┌────────

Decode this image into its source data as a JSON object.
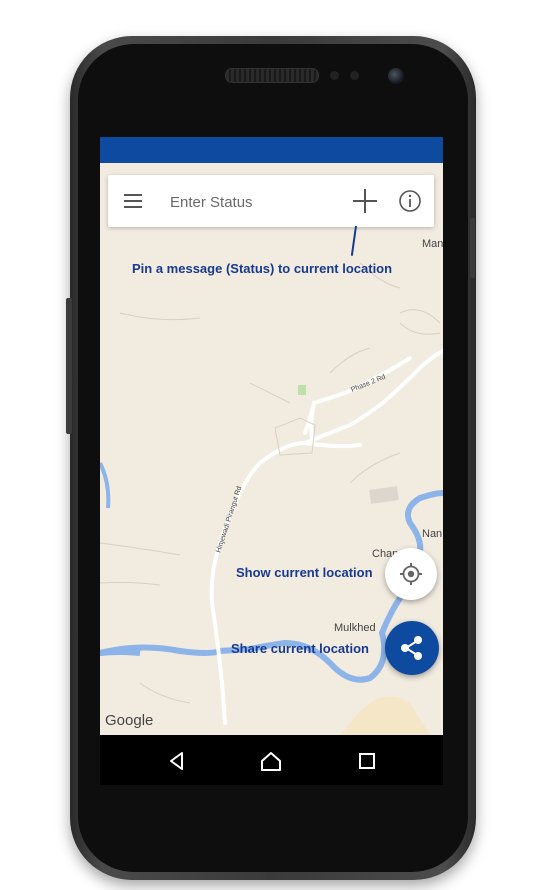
{
  "search": {
    "placeholder": "Enter Status"
  },
  "annotations": {
    "pin": "Pin a message (Status) to current location",
    "show_location": "Show current location",
    "share_location": "Share current location"
  },
  "map": {
    "labels": {
      "mulkhed": "Mulkhed",
      "chan": "Chan",
      "nan": "Nan",
      "man": "Man",
      "phase2": "Phase 2 Rd",
      "hinjewadi": "Hinjewadi Pirangut Rd"
    },
    "watermark": "Google"
  },
  "icons": {
    "menu": "menu-icon",
    "add": "add-icon",
    "info": "info-icon",
    "location": "gps-location-icon",
    "share": "share-icon",
    "back": "back-icon",
    "home": "home-icon",
    "recents": "recents-icon"
  },
  "colors": {
    "primary": "#0f4aa1",
    "annotation": "#173a8f",
    "map_background": "#f2ebe0",
    "water": "#8db4e8"
  }
}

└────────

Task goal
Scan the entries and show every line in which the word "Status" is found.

Task output
    "placeholder": "Enter Status"
    "pin": "Pin a message (Status) to current location",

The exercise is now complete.